For two and a half days, I stayed in Edinburgh with the Arcadia program. For these first couple of days, we stayed in a hotel close to Arcadia’s office on the University of Edinburgh campus. Our orientation consisted of learning about the current political situation in the UK, differences between the American and Scottish university systems, a lecture on Scottish identity through film, and some travel “do's and don’ts.” We also tried “Irn Bru” which is a Scottish carbonated soft drink. It was a bit too sweet to me and tasted like bubblegum and cough syrup, but I can still see the appeal. Apparently, Irn Bru is known as Scotland’s other national drink, after whiskey. Scotland is also one of the only countries where the most popular soft drink is not coca-cola, but Irn Bru. Here’s to it growing on me.
On Wednesday (11 September 2019), we took a coach to Glasgow, which was about an hour drive. I moved into my dorm, and with the help of a friend, we carried our 50-pound suitcases up to the third floor. I was finally able to unpack all of my clothes, organize my room, and put my pictures up. This always makes a new place feel like home.

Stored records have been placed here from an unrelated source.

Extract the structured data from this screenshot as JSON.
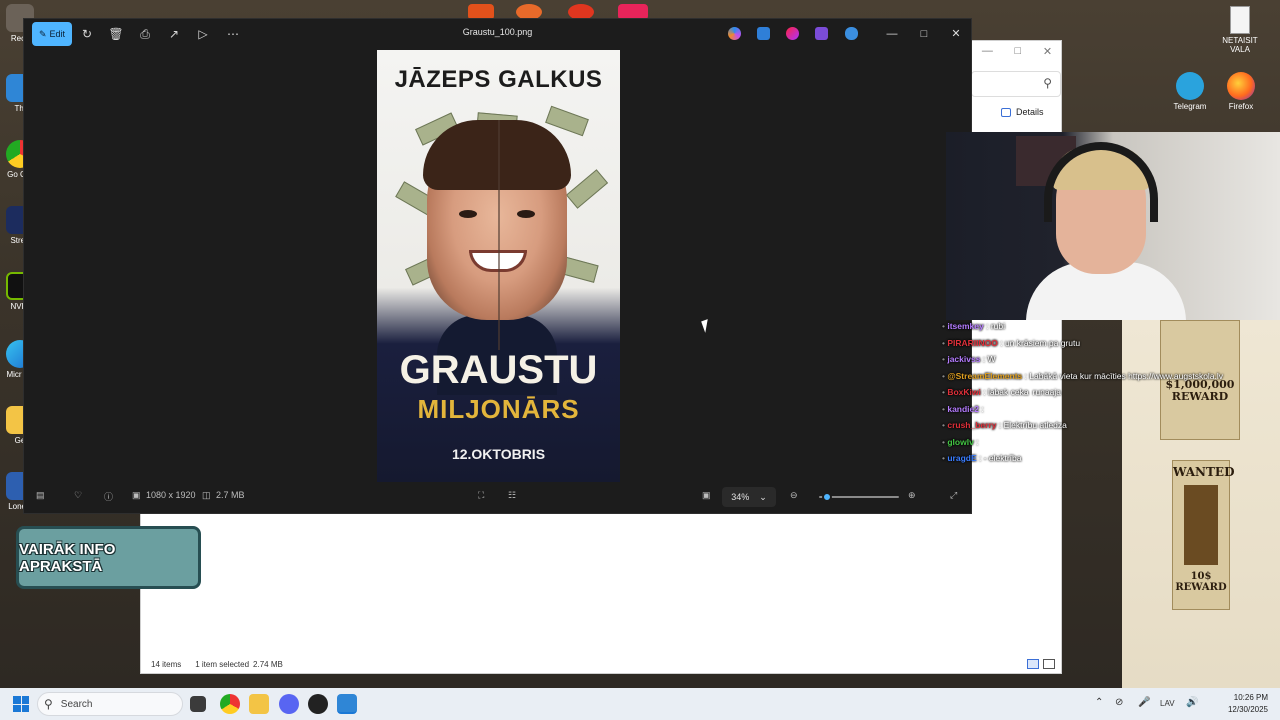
{
  "desktop": {
    "left_icons": [
      "Recy",
      "Thi",
      "Go Chr",
      "Strea",
      "NVID",
      "Micr Ed",
      "Ge",
      "Lonely"
    ],
    "right_icons": [
      {
        "label": "NETAISIT VALA",
        "icon": "document-icon"
      },
      {
        "label": "Telegram",
        "icon": "telegram-icon"
      },
      {
        "label": "Firefox",
        "icon": "firefox-icon"
      }
    ]
  },
  "explorer": {
    "details_label": "Details",
    "status": {
      "items": "14 items",
      "selected": "1 item selected",
      "size": "2.74 MB"
    }
  },
  "photos": {
    "edit_label": "Edit",
    "filename": "Graustu_100.png",
    "bottom": {
      "dimensions": "1080 x 1920",
      "filesize": "2.7 MB",
      "zoom": "34%",
      "zoom_fraction": 0.1
    }
  },
  "poster": {
    "author": "JĀZEPS GALKUS",
    "title": "GRAUSTU",
    "subtitle": "MILJONĀRS",
    "date": "12.OKTOBRIS"
  },
  "chat": [
    {
      "name": "itsemkey",
      "text": " : rubi",
      "color": "#b57cff"
    },
    {
      "name": "PIRARIINOO",
      "text": " : un krāsiem pa grutu",
      "color": "#e0303a"
    },
    {
      "name": "jackivss",
      "text": " : W",
      "color": "#b57cff"
    },
    {
      "name": "@StreamElements",
      "text": " : Labākā vieta kur mācīties https://www.augstskola.lv",
      "color": "#e0a020"
    },
    {
      "name": "BoxKiwi",
      "text": " : labak ceka",
      "color": "#e0303a",
      "extra": "runaaja"
    },
    {
      "name": "kandie2",
      "text": " :",
      "color": "#b57cff"
    },
    {
      "name": "crush_berry",
      "text": " : Elektrību atledza",
      "color": "#e0303a"
    },
    {
      "name": "glowlv",
      "text": " :",
      "color": "#44c744"
    },
    {
      "name": "uragdE",
      "text": " : - elektrība",
      "color": "#3a7dff"
    }
  ],
  "wall_posters": [
    {
      "top": "$1,000,000",
      "bottom": "REWARD"
    },
    {
      "top": "WANTED",
      "bottom": "10$ REWARD"
    }
  ],
  "info_badge": "VAIRĀK INFO APRAKSTĀ",
  "taskbar": {
    "search_placeholder": "Search",
    "lang": "LAV",
    "time": "10:26 PM",
    "date": "12/30/2025"
  }
}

In the past couple of days, I’ve begun to explore the city. Most of my first outings were walks to the subway to get to the city center. I had “housing” purchases to buy such as dish towels, extra linens, hangers, etc. (Fun fact: I bought some of these pieces at “TK Maxx.” No, I didn’t misspell a letter! Glasgow has a TK Maxx, while in the U.S., I’ve only ever known TJ Maxx.) Yesterday, however, I finally had some time to explore outside of the city center. Two friends and I took a walk past the university towards Byres Road and then a bit further to the Glasgow Botanic Gardens. We walked through several glasshouses of colorful plants and cacti and then sat down on a bench outside, overlooking the grassy area where families were enjoying picnics or people were letting their dogs play. It felt very peaceful, and I’m happy to know there’s a place of serenity in such a large city. I’m thinking, however, that I’ll find a lot more of these places while I’m here.
Glasgow is a beautiful city, and not just externally. Amongst all of the buildings that seem to look like majestic castles or the gorgeous spots of nature tucked away, Glaswegians are just extremely friendly people. Several times while I’ve been walking through the city and need to ask for directions, I’m either offered help before I ask, or someone is more than happy to be of assistance. When someone bumps into me walking out of the Subway they apologize or say “cheers!” which always puts a smile on my face. The locals I’ve met have been excited to meet me and are open in sharing about themselves, the city or the university. While not all of these are the most significant interactions, it reassures me that I made a great decision in coming to study abroad here.
Tomorrow I have plans to attend the Freshers’ Fair at the university. On my walk through the park, I know I’ll see the slogan “People Make Glasgow” pasted on a bench. It’s not a cliche to me; it couldn’t be more true. With the blue skies, crisp air, and warm, friendly faces, I feel that Glasgow has welcomed me with open arms. I’m excited for what’s to come, and I’m looking forward to what or who I’ll get to say “hello” to next.